Since React 16, you now can provide custom attributes to DOM components, like a div. For example, we can add myAttribute and set it to foo. After rendering the page, we inspect the DOM and see the attribute is there. This wasn't the case in React 15, as it used to ignore unknown DOM attributes.
While React 16 now allows you rendering custom attributes, you should still use the canonical React naming for known attributes. For example, in HTML, tabindex is all lowercase. If you provide that to a DOM component, React will render it, but also warn you that you should use tabIndex with an uppercase I.
After changing it to that, the warning is gone. This also means from now on, it's possible to pass the attribute class, which makes it possible to simply copy and paste standard HTML from anywhere for experimentation. Still, you should convert class to the React name classname.
While custom attributes are possible now, keep in mind that there are a couple of cases where React will not render your attributes and warn you in the console. For example, if the value provided to the attribute is a Boolean. Same goes for functions as well as symbols.
Valid values are strings, as we have shown before. Objects are shown as well. Same goes for numbers, even if the value is not a number value, although this will show you a warning. Normal numbers like five are rendered and no warning is shown.
All of these valid values are converted to strings using toString, and this can be leveraged by, for example, creating a type with a custom toString method. To demonstrate this, we create the class foo and provide a toString method that returns foo as a string.
If you create an instance of this foo class and pass it to an attribute, it will render the value returned by toString.

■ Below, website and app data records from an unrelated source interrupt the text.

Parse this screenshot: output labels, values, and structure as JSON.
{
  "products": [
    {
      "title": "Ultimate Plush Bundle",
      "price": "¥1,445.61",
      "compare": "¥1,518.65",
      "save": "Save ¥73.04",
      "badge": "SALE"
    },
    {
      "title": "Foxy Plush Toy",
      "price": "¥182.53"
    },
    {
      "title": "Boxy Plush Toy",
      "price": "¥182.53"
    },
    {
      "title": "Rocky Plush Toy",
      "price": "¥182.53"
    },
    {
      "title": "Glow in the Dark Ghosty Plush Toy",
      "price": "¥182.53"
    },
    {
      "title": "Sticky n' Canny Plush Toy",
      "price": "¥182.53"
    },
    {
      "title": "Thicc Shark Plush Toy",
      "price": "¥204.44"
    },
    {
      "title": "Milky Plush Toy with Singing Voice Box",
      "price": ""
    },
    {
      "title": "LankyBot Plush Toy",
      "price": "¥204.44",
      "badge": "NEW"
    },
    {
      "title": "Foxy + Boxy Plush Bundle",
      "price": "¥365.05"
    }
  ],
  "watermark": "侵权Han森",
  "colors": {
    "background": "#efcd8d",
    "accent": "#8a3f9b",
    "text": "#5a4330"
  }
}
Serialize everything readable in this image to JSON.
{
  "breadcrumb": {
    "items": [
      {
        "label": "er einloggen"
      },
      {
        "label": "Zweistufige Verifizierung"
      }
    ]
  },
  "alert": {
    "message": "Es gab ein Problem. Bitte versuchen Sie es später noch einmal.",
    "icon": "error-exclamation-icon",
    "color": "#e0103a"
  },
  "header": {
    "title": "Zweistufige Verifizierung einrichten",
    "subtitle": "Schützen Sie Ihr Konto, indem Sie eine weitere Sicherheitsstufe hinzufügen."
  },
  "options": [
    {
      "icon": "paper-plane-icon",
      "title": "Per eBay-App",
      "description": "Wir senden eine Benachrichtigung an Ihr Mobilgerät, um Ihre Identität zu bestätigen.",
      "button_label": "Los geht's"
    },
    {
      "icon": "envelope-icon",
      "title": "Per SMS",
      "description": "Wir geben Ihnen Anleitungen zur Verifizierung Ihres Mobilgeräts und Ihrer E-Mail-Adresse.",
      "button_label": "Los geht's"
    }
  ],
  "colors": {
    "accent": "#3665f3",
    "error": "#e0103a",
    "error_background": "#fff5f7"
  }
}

There is one last exception, attributes staring with "on" are not passed through, as this could become a potential security hole.